Structure: Acetylene has the composition C2H2: it contains two carbon atoms connected through a triple bound: CHCH. The C-H bounds of acetylene are formed by the interpenetration of an orbital sp from the carbon atom with an orbital s from the hydrogen atom; the triple bound is made of one sigma bound (formed by the interpenetration of two orbital sp’s from each carbon atom) and two pi bounds (result of the interpenetration of two pairs of orbital p’s). Same as for ethylene, for detaching the pi bounds a smaller quantity of energy is necessary unlike for detaching the sigma bounds.
The isomers for compounds with triple bound are unknown, because all the atoms are positioned collinear. Acetylene derivates (obtained through the substitution of one or both hydrogen atoms with radical alkyls) can be considered the homologues of acetylene. Therefore, by substituting one hydrogen atom with one methyl radical you obtain propine C3H4: CHC-CH3. General formula:Unsaturated hydrocarbons with a triple bound in the molecule, containing 2 atoms less than the corresponding saturated hydrocarbons, have the general formula CnH2n-2.

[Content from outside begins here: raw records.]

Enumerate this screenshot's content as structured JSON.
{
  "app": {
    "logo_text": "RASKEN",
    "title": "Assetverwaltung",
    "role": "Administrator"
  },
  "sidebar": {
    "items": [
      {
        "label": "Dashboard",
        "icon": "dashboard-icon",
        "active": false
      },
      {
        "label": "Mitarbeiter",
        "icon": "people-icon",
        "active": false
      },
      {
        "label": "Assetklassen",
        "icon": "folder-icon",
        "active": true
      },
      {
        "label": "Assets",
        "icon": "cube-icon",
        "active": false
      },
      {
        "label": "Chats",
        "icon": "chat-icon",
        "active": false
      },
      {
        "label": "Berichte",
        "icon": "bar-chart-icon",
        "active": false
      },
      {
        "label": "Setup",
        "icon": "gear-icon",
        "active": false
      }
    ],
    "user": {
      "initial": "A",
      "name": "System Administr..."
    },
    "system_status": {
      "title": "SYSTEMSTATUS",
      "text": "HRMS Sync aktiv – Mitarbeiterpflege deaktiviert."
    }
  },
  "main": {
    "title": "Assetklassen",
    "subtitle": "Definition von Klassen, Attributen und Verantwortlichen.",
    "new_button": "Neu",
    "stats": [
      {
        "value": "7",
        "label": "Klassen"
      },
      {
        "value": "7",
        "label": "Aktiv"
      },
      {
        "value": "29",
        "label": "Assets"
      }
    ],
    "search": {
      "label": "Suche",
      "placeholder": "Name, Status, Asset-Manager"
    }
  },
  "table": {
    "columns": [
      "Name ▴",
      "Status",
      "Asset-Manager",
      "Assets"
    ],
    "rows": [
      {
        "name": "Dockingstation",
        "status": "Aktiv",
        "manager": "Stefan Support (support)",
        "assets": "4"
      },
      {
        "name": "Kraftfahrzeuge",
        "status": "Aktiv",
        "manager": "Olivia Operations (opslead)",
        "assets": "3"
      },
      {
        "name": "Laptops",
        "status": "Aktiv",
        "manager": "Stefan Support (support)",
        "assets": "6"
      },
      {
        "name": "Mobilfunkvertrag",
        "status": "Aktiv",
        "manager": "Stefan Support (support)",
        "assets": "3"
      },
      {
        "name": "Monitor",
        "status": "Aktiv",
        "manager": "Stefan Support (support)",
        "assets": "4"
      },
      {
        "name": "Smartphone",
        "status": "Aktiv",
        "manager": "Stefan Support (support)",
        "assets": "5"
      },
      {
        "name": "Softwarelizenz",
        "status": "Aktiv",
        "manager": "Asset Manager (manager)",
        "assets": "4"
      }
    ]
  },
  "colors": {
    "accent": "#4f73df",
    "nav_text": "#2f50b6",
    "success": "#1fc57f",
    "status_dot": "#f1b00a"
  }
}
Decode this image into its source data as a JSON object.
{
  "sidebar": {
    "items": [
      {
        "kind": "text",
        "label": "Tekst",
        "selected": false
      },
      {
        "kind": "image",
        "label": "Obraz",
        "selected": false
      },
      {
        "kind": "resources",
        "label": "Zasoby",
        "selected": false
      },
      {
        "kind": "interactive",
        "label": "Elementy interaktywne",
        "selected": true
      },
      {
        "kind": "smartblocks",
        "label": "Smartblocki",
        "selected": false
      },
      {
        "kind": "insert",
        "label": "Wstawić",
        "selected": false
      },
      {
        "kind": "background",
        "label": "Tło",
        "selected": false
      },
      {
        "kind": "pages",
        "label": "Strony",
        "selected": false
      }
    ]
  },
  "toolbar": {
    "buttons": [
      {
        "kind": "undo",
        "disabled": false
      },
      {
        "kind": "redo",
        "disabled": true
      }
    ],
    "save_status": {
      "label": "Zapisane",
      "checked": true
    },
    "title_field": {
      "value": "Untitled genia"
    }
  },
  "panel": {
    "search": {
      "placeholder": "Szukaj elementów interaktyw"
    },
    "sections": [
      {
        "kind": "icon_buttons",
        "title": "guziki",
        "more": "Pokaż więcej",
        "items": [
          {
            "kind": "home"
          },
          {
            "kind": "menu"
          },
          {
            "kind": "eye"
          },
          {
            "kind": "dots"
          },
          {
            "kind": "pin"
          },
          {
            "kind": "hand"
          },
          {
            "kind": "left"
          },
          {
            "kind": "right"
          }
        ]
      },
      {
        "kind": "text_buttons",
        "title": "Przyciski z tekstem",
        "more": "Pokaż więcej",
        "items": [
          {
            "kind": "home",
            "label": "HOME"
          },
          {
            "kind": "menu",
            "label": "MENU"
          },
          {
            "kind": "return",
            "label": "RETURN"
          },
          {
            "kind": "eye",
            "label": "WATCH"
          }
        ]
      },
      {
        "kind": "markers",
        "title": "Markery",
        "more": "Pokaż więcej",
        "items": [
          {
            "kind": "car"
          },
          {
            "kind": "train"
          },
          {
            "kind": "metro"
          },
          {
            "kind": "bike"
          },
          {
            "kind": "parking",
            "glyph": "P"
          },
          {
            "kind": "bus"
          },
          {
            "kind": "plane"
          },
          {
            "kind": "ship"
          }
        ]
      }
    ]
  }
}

Physical properties:At usual temperature, the C2-C4 alkynes are gases, C4-C14 are liquids, and the superior ones are solids. Their boiling points are similar, yet a bit higher than the alknes and alkenes points. Their solubility is higher than their corresponding saturated hydrocarbons. Chemical properties:The chemical behavior of the alkynes is characterized by their capacity of giving addition reactions, polymerization reactions and metallic derivates forming reactions. A great part of reactions are known as belonging to acetylene.